Once again, the Mediterranean diet trumps all as a nutrient-packed, antioxidant-rich, well-rounded, and delicious place to start.

The Mediterranean diet may limit or cut out some favorite treats or snacks, but ultimately those who adopt this diet are delighted with the wide range of options and the boost in seasoning-rich flavors.

If high blood pressure is a factor or if dementia/Alzheimer’s runs in the family, experts recommend the MIND diet (Mediterranean-Dash Intervention For Neurodegenerative Delay). This version combines the tenets of the Mediterranean diet with an adherence to the DASH diet.

Seek Support in Managing Diet Plans for Medical Conditions

If your elderly loved one lives alone or is unable to prepare healthy foods for themselves, it’s time to enlist help from professionals. The experienced team of North River Home Care caregivers shops for groceries and prepares meals and snacks that support specific health conditions and needs.

In addition to optimizing our clients’ health and wellbeing, meal preparation services ensure the foods in our clients’ refrigerators and pantries are fresh and well within expiration dates, eliminating the risk of food-related health issues.
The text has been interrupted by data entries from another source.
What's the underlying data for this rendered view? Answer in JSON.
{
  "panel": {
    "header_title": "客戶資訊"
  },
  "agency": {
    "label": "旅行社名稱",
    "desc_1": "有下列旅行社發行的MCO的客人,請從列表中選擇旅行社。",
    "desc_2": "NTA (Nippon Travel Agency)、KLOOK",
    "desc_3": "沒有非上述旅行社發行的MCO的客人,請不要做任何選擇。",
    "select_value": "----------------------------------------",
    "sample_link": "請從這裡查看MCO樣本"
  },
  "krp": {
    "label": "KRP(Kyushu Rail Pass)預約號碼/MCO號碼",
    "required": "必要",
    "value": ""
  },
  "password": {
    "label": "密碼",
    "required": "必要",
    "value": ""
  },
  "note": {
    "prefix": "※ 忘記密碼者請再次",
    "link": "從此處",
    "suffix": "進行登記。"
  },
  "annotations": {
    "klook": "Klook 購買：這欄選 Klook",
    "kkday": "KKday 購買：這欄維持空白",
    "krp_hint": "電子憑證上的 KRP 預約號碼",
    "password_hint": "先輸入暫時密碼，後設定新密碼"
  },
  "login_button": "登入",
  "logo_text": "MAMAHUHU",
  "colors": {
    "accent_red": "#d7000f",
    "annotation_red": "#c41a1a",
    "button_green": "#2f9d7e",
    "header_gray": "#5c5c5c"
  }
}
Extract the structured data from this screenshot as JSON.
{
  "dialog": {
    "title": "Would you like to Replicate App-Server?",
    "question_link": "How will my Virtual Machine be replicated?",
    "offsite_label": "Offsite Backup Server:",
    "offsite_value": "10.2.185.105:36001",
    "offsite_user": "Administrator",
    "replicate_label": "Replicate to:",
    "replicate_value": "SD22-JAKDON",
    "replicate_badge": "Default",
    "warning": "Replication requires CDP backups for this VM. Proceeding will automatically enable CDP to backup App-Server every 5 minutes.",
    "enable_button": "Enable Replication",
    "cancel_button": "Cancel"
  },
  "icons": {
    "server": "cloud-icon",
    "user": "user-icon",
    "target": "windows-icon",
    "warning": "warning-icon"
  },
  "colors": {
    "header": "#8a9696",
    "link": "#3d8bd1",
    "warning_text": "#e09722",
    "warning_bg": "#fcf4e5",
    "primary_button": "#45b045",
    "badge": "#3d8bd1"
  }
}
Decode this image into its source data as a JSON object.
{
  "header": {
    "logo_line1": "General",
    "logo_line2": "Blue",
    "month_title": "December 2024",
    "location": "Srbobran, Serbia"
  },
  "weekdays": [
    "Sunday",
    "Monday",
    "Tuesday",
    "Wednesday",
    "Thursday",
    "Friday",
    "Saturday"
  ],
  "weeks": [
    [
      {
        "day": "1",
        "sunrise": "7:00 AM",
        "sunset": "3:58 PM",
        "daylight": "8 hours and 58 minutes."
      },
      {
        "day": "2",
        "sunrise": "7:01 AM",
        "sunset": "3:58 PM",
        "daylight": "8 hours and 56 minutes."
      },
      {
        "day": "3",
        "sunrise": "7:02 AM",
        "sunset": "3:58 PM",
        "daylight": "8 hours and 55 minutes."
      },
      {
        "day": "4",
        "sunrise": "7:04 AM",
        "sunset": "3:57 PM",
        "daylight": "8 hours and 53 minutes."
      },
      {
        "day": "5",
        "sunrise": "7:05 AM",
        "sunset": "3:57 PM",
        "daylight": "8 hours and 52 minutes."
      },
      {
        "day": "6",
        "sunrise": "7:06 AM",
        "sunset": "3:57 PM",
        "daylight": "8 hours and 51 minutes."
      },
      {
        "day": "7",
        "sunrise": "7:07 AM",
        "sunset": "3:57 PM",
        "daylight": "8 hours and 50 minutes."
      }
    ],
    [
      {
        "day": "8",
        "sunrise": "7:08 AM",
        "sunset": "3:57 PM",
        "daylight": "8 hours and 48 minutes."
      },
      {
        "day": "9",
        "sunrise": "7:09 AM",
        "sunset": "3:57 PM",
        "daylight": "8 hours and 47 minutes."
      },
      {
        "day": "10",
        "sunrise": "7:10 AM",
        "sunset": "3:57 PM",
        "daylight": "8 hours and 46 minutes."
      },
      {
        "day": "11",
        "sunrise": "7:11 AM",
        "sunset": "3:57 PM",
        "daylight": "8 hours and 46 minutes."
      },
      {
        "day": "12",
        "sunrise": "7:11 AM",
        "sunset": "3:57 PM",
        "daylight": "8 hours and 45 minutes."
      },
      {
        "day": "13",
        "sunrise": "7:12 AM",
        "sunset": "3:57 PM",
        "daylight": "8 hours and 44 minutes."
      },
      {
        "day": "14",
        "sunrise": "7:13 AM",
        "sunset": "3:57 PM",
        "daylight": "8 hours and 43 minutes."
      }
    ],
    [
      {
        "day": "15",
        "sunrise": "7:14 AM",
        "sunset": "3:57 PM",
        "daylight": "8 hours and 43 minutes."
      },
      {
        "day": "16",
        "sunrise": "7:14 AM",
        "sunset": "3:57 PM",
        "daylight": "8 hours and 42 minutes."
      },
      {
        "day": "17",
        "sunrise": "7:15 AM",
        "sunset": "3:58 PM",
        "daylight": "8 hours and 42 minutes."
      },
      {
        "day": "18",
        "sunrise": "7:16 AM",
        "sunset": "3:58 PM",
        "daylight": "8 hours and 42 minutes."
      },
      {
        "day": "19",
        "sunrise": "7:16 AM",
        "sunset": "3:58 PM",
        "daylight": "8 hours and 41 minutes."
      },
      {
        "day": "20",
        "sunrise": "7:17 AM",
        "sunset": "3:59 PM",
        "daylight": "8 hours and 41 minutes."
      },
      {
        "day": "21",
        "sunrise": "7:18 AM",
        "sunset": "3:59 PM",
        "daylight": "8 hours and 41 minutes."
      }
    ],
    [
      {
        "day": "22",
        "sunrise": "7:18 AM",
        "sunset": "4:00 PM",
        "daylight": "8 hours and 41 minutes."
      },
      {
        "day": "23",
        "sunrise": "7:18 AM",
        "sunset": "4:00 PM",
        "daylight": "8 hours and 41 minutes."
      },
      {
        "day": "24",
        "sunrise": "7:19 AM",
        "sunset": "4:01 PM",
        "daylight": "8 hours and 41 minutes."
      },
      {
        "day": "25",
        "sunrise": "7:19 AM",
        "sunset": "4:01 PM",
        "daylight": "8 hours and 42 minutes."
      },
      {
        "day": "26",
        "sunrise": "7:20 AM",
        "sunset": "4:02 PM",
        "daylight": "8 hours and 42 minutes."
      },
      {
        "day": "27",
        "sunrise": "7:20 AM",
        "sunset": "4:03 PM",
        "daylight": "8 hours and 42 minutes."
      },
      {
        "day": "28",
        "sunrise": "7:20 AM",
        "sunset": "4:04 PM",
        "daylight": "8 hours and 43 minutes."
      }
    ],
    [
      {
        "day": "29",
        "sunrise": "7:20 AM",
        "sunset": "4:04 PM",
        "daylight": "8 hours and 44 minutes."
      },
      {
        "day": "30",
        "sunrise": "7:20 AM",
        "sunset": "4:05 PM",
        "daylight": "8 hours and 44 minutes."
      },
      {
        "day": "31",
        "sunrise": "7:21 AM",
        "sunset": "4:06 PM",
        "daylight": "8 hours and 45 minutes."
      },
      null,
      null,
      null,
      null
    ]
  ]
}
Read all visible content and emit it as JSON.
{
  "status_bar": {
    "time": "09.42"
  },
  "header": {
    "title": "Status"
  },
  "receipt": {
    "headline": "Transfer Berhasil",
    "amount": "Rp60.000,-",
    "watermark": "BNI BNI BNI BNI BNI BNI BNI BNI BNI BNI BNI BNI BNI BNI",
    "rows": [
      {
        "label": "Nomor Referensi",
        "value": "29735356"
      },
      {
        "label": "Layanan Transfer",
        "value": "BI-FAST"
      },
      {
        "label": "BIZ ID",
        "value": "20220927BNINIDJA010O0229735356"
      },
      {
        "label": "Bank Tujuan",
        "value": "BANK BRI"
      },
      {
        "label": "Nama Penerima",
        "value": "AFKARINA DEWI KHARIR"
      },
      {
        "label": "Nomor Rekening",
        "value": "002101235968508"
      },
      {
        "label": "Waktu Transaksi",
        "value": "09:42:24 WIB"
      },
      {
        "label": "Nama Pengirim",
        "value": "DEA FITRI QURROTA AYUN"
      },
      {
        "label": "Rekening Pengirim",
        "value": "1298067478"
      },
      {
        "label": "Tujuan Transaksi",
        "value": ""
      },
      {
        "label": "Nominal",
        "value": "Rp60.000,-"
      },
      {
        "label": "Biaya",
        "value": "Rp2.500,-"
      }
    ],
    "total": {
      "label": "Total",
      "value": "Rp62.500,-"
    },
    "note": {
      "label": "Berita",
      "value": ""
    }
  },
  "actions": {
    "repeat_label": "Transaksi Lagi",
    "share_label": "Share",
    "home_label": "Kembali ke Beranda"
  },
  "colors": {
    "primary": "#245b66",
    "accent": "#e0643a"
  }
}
Click below for more on safe food handling and preparation practices.

Food Safety Concerns for Older Adults